Vermont, You Say?

Vermont is one of those beautiful, northeastern states where you can enjoy the changing seasons and all that goes with them, along with some of the local history and things peculiar to the locality.

Although it stands on its own now, Vermont was once a bone of contention between New Hampshire and New York, but finally slipped out of the fray by obtaining statehood in 1791. In fact, it was the first state admitted to the Union after the Constitution was ratified.

It has really boomed since those early days, with many high profile businesses including Ben and Jerry’s Ice Cream, who are not the biggest employers as some may think. That honor belongs to IBM. On the other hand, some things have taken a while to catch on. There was no Wal-Mart in the entire state, until 1996.

Not to say that there aren’t some shining highlights, here and there. For example, in Montpelier is one of the few state capitol buildings to have a gold dome. The city also claims the distinction of the country’s smallest state capitol, with a population of only 9,000. In Vermont, you are required to a have a photo I.D. license, which are only issued in Montpelier. The catch is: you have to drive there to get one.

Vermont is a great place to eat, too. Spring heralds the flow of maple syrup in Montpelier, the biggest producers in the U.S. There’s also the famous Ben & Jerry’s Ice Cream, where the “waste” products are given to local farmers to feed their hogs. It’s reported that the porkers don’t care for the mint Oreo flavor. But if you want a burger, you best eat at home. Montpelier is also the only state capitol without a McDonald’s restaurant.

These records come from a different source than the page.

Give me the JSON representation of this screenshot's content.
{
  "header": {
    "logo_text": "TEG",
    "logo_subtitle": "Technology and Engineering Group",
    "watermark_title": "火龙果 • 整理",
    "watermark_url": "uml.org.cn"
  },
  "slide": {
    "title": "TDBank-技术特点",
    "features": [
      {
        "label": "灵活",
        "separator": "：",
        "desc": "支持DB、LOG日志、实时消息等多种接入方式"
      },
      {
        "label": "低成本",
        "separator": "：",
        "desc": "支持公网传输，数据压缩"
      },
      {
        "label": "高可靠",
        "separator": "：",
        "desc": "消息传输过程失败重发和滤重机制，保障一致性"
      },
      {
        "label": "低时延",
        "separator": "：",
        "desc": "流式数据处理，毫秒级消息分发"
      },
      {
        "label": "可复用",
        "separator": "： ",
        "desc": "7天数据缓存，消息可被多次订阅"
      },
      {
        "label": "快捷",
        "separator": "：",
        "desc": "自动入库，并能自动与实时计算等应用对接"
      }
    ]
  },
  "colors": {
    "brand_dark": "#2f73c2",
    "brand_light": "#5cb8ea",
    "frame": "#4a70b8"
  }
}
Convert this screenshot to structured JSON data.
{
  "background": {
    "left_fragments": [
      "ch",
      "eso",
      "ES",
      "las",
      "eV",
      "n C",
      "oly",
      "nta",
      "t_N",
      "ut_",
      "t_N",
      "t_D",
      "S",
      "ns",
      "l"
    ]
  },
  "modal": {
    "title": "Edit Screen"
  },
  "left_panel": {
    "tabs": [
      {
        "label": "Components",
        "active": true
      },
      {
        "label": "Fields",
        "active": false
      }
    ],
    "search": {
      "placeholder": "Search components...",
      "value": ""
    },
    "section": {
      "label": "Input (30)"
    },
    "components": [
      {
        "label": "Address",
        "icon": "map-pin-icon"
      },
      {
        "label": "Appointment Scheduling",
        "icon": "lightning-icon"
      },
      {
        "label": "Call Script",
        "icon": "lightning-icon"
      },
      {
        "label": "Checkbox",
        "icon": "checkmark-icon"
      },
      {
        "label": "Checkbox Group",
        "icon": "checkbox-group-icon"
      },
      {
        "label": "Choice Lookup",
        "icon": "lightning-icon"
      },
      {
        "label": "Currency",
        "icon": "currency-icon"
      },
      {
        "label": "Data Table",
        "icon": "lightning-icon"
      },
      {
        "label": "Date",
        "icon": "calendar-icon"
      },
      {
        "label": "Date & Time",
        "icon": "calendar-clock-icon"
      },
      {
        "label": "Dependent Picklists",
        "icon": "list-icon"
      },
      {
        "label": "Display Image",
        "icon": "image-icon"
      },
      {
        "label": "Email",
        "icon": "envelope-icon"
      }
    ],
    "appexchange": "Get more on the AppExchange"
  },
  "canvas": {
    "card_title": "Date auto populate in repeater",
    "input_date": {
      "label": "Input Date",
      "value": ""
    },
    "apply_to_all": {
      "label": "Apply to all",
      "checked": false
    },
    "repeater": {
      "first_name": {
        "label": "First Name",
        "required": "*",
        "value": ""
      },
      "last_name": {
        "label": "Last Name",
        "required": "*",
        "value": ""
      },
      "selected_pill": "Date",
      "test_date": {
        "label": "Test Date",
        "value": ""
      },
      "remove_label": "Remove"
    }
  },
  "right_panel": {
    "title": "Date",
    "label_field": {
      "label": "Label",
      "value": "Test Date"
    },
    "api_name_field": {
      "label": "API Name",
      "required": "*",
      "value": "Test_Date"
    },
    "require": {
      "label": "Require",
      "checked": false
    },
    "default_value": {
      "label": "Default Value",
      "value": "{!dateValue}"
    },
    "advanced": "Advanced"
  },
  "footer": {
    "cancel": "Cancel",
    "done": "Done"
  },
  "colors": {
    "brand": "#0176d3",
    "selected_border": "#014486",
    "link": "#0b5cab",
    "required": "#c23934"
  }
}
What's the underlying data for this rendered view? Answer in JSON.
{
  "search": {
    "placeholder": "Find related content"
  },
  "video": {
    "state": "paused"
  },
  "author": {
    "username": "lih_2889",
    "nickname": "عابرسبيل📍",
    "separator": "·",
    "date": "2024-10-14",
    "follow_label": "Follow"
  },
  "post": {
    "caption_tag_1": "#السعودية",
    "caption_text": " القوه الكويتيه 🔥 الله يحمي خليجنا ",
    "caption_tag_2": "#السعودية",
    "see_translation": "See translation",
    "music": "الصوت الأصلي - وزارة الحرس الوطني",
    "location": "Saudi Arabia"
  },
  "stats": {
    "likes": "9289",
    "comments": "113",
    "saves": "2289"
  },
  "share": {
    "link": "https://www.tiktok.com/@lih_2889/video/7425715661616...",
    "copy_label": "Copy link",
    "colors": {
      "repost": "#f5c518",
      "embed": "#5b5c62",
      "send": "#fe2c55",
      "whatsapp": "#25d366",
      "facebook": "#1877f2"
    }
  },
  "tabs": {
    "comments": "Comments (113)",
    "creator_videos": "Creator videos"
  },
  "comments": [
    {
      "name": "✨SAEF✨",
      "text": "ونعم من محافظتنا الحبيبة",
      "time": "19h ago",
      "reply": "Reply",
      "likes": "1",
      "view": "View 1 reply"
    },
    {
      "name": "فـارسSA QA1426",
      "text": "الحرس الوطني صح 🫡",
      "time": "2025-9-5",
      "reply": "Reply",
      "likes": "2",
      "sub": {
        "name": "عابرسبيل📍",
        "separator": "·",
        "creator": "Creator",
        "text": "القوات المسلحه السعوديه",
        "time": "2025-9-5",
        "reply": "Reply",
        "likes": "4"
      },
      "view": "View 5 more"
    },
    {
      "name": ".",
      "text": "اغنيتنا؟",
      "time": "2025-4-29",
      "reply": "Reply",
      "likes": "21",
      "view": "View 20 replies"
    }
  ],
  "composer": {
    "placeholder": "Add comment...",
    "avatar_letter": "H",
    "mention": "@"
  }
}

Concert Pianist In the Making

Concert Pianist In the Making

First Dating

First Dating